Corden apologized to the audience - who still were convinced the event was scripted - and then swiped a drill from a worker and tried to fix the problem himself. "For about 4 minutes, 1,600 people just watched me drill a door. Now obviously because it's me, I drilled it incredibly badly so it lasted about three more door slams before it came off again," he says.
Then a real maintenance worker in overalls showed up and got a huge cheer. As he completed the repairs, Corden began an impromptu question-and-answer session with the audience until the door was fixed. There were cheers all round.
"It was probably one of our best shows," he says. "Most shows, if something goes wrong, it would be a disaster. For me, it's an absolute opportunity."
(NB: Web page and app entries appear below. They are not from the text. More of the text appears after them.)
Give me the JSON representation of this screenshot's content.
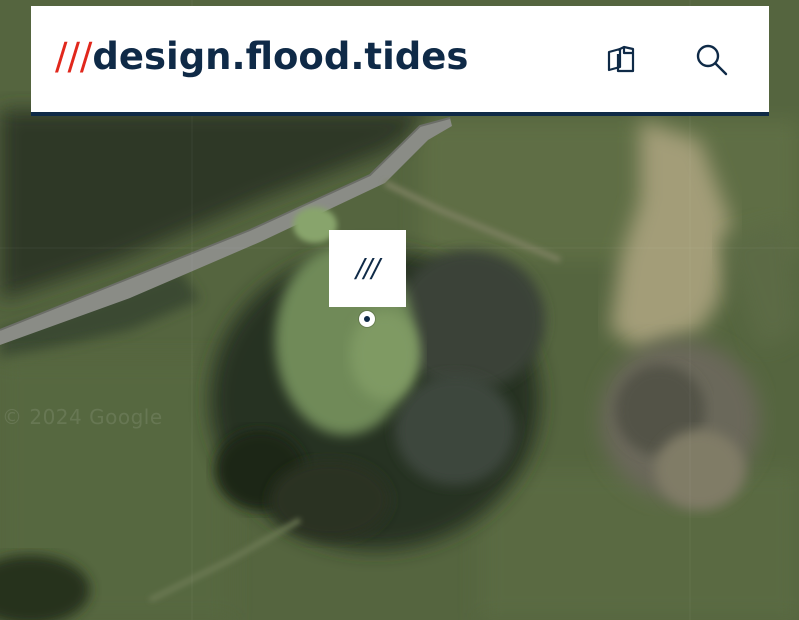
{
  "header": {
    "slashes": "///",
    "words": "design.flood.tides",
    "copy_icon": "copy-icon",
    "search_icon": "search-icon"
  },
  "map": {
    "pin_label": "///",
    "watermark": "© 2024 Google",
    "type": "satellite"
  },
  "colors": {
    "brand_red": "#e1271c",
    "navy": "#0f2a47",
    "header_bg": "#ffffff"
  }
}
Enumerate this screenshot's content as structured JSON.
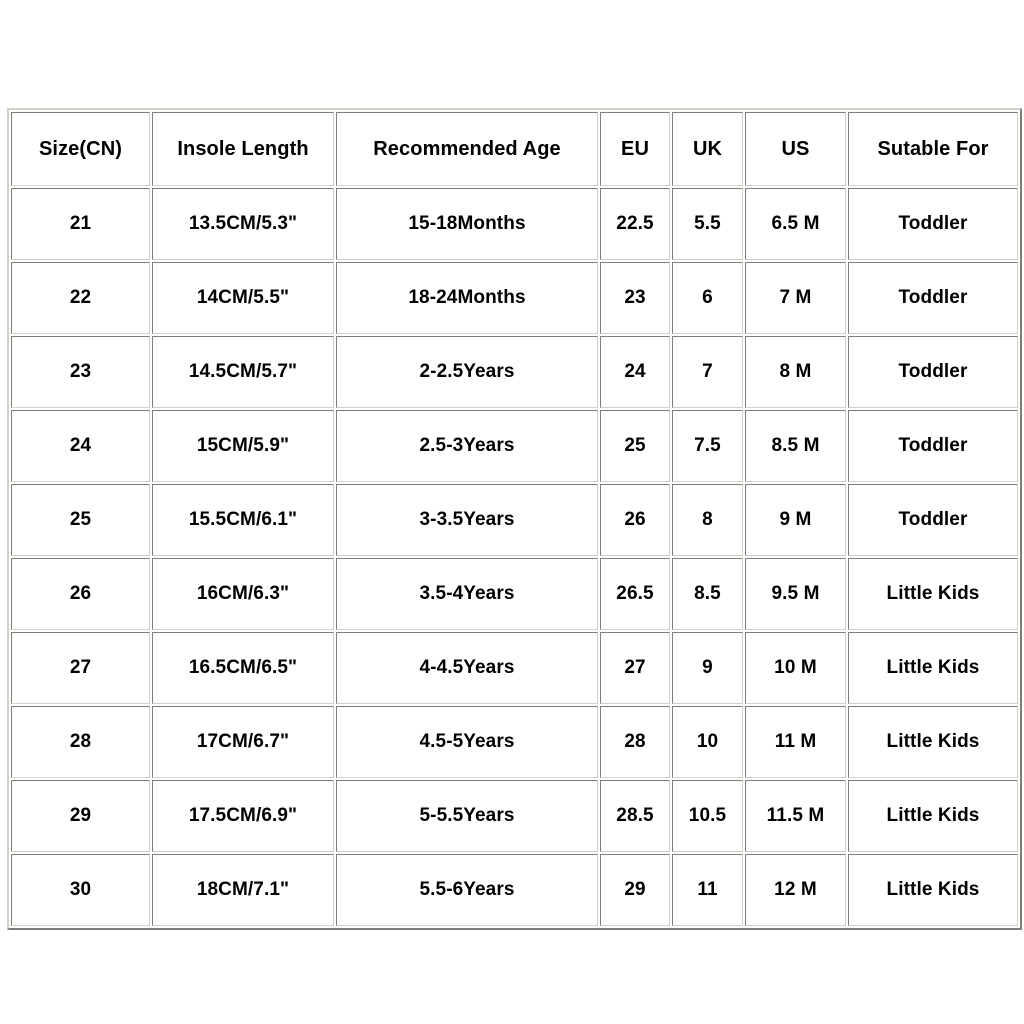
{
  "table": {
    "name": "shoe-size-chart",
    "columns": [
      {
        "key": "size_cn",
        "label": "Size(CN)"
      },
      {
        "key": "insole_length",
        "label": "Insole Length"
      },
      {
        "key": "recommended_age",
        "label": "Recommended Age"
      },
      {
        "key": "eu",
        "label": "EU"
      },
      {
        "key": "uk",
        "label": "UK"
      },
      {
        "key": "us",
        "label": "US"
      },
      {
        "key": "suitable_for",
        "label": "Sutable For"
      }
    ],
    "rows": [
      {
        "size_cn": "21",
        "insole_length": "13.5CM/5.3\"",
        "recommended_age": "15-18Months",
        "eu": "22.5",
        "uk": "5.5",
        "us": "6.5 M",
        "suitable_for": "Toddler"
      },
      {
        "size_cn": "22",
        "insole_length": "14CM/5.5\"",
        "recommended_age": "18-24Months",
        "eu": "23",
        "uk": "6",
        "us": "7 M",
        "suitable_for": "Toddler"
      },
      {
        "size_cn": "23",
        "insole_length": "14.5CM/5.7\"",
        "recommended_age": "2-2.5Years",
        "eu": "24",
        "uk": "7",
        "us": "8 M",
        "suitable_for": "Toddler"
      },
      {
        "size_cn": "24",
        "insole_length": "15CM/5.9\"",
        "recommended_age": "2.5-3Years",
        "eu": "25",
        "uk": "7.5",
        "us": "8.5 M",
        "suitable_for": "Toddler"
      },
      {
        "size_cn": "25",
        "insole_length": "15.5CM/6.1\"",
        "recommended_age": "3-3.5Years",
        "eu": "26",
        "uk": "8",
        "us": "9 M",
        "suitable_for": "Toddler"
      },
      {
        "size_cn": "26",
        "insole_length": "16CM/6.3\"",
        "recommended_age": "3.5-4Years",
        "eu": "26.5",
        "uk": "8.5",
        "us": "9.5 M",
        "suitable_for": "Little Kids"
      },
      {
        "size_cn": "27",
        "insole_length": "16.5CM/6.5\"",
        "recommended_age": "4-4.5Years",
        "eu": "27",
        "uk": "9",
        "us": "10 M",
        "suitable_for": "Little Kids"
      },
      {
        "size_cn": "28",
        "insole_length": "17CM/6.7\"",
        "recommended_age": "4.5-5Years",
        "eu": "28",
        "uk": "10",
        "us": "11 M",
        "suitable_for": "Little Kids"
      },
      {
        "size_cn": "29",
        "insole_length": "17.5CM/6.9\"",
        "recommended_age": "5-5.5Years",
        "eu": "28.5",
        "uk": "10.5",
        "us": "11.5 M",
        "suitable_for": "Little Kids"
      },
      {
        "size_cn": "30",
        "insole_length": "18CM/7.1\"",
        "recommended_age": "5.5-6Years",
        "eu": "29",
        "uk": "11",
        "us": "12 M",
        "suitable_for": "Little Kids"
      }
    ]
  },
  "colors": {
    "page_background": "#ffffff",
    "cell_background": "#ffffff",
    "text": "#000000",
    "border": "#d4d0c8"
  }
}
For all his skills, Corden considers himself less a comedian and more an actor who does comedy. He cites Philip Seymour Hoffman, Robert Downey Jr. and Ryan Gosling as dramatic actors he admires who can bust out with hysterical turns. He laughs that the grass is always greener on the other side of the spectrum.
"So now here I am in a comedy and all I think is, 'God, I wish people knew how dramatic I am.' Such is the life of an actor, really. You long for one thing and as soon as you get it, you hope for something else."
After the play ends its Broadway run, Corden has plans: He will marry his fiancee, former TV producer Julia Carey, write a film with "Gavin & Stacey" co-writer Ruth Jones ("We have an idea. Time will tell if it's an awful one or not") and begin shooting "The Wrong Mans," a thriller comedy series he's co-writing with Matthew Baynton which he describes as "24" - if "24" was a sitcom starring a pair of regular guys thrust into world-saving situations.
"No one looks cool all the time," he says and then laughs.
He says he is relishing his life right now, especially the joy he gets from his 1-year-old son, Max. Playing with him stops him from becoming a self-obsessed actor type and keeps him humble.
"You're not a man until you've had your own child's poo under your fingernails and you've only realized after you've shook somebody's hand at work. That's a moment only a father understands."
Then he looks down at his hands and looks panicked: "I need to go to the bathroom now."
new york city, broadway, entertainment
Also SeeMore:Bizarre News
- 3 frigid days, another weekend storm
- WATCH: Action News Online
- 2013 Troop Greetings
- Get the 6abc StormTracker app
- Woman killed in Germantown was Villanova prof. 51 min ago
- Stranded family found alive in Nevada
- Limo driver charged in wreck that killed newlyweds
- Cab driver carjacked in South Philadelphia
- Obama hails Mandela as "last great liberator"
- Fake deaf interpreter crashes Mandela memorial
- Possible abduction caught on camera in Spring Garden
- Police: Mom was DUI in chain-reaction crash
- Photos: Pictures from the winter storm
- Video: Prankster glues woman to Home Depot toilet
- Nelson Mandela lies in state in Pretoria,...
21 min ago